**Exercise**
Output all of the data below without changing a word, and exclude the pictures.

--

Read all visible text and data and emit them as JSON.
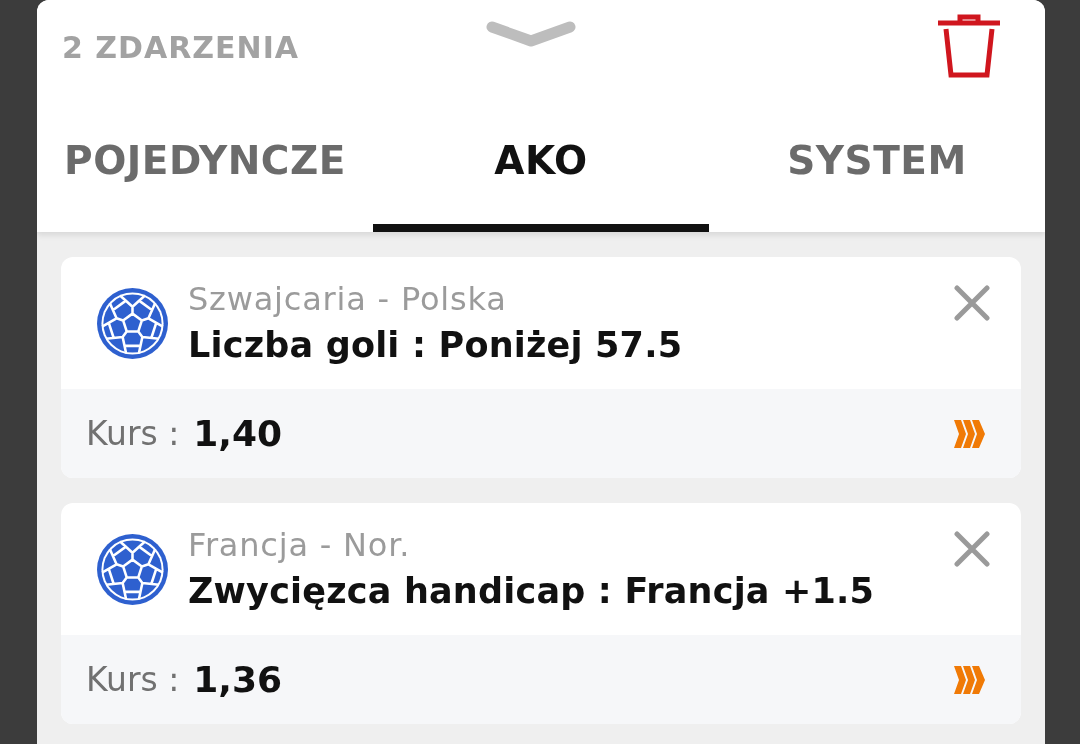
{
  "header": {
    "title": "2 ZDARZENIA"
  },
  "tabs": [
    {
      "label": "POJEDYNCZE",
      "selected": false
    },
    {
      "label": "AKO",
      "selected": true
    },
    {
      "label": "SYSTEM",
      "selected": false
    }
  ],
  "bets": [
    {
      "match": "Szwajcaria - Polska",
      "selection": "Liczba goli : Poniżej 57.5",
      "odds_label": "Kurs :",
      "odds": "1,40"
    },
    {
      "match": "Francja - Nor.",
      "selection": "Zwycięzca handicap : Francja +1.5",
      "odds_label": "Kurs :",
      "odds": "1,36"
    }
  ]
}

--

**Exercise solution**
Read all visible text and data and emit them as JSON.
{
  "header": {
    "title": "2 ZDARZENIA"
  },
  "tabs": [
    {
      "label": "POJEDYNCZE",
      "selected": false
    },
    {
      "label": "AKO",
      "selected": true
    },
    {
      "label": "SYSTEM",
      "selected": false
    }
  ],
  "bets": [
    {
      "match": "Szwajcaria - Polska",
      "selection": "Liczba goli : Poniżej 57.5",
      "odds_label": "Kurs :",
      "odds": "1,40"
    },
    {
      "match": "Francja - Nor.",
      "selection": "Zwycięzca handicap : Francja +1.5",
      "odds_label": "Kurs :",
      "odds": "1,36"
    }
  ]
}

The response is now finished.